Propria Persona is a Latin phrase that translates to for one’s self, but is abbreviated to Pro Per. This Latin phrase can also reference another Latin phrase, Pro Se, which similarly translates to for oneself. Both Latin phrases are used to describe a litigant who wishes to represent one’s self at a court trial.
Usually, a litigant will hire or be appointed an attorney to represent him or her in the course of a court case. However, there are certain instances when an individual may wish not to have a legal counsel to represent him or her, and elect to do so himself or herself. But there are limitations on who and what can use pro per representation. An individual, whether or not this individual is an attorney, can do so in certain situations, but corporations or companies must have legal counsel to represent them and their interests.
When a litigant decides to do pro per, the litigant files legal documents that have been signed by him or her as pro per instead of an attorney representing the plaintiff or defendant. Once a litigant has filed for pro per, he or she no longer has the right to be represented by any type of legal counsel.
There are many reasons as to why an individual would seek to undergo a court case pro per. One of the most common reasons is the financial burden of having legal counsel representation.

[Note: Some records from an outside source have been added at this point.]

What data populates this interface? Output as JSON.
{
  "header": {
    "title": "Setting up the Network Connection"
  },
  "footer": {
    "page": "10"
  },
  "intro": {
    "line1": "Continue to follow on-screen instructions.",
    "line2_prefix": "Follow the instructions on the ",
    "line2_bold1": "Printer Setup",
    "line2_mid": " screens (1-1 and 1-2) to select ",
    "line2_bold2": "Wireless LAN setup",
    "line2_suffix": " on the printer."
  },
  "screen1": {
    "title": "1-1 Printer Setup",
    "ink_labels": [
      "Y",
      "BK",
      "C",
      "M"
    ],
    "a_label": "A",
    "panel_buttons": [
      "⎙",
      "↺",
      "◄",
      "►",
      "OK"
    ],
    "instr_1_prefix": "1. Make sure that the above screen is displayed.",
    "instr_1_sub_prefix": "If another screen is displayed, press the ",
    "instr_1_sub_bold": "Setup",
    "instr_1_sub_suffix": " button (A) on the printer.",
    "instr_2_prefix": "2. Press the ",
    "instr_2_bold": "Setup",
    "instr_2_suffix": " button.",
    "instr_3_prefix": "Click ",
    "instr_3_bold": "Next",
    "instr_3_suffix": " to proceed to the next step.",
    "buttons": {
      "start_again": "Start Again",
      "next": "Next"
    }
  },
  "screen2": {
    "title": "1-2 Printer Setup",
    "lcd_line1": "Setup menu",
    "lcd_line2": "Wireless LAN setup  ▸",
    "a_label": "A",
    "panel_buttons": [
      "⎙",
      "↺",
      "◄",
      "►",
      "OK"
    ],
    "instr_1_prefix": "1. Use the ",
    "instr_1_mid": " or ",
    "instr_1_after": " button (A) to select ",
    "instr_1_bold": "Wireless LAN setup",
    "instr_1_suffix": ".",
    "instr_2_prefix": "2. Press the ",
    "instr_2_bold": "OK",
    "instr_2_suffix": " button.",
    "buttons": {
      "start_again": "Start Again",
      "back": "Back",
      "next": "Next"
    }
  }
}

An individual cannot always afford attorneys or the attorney appointed is considered by the individual as unfit.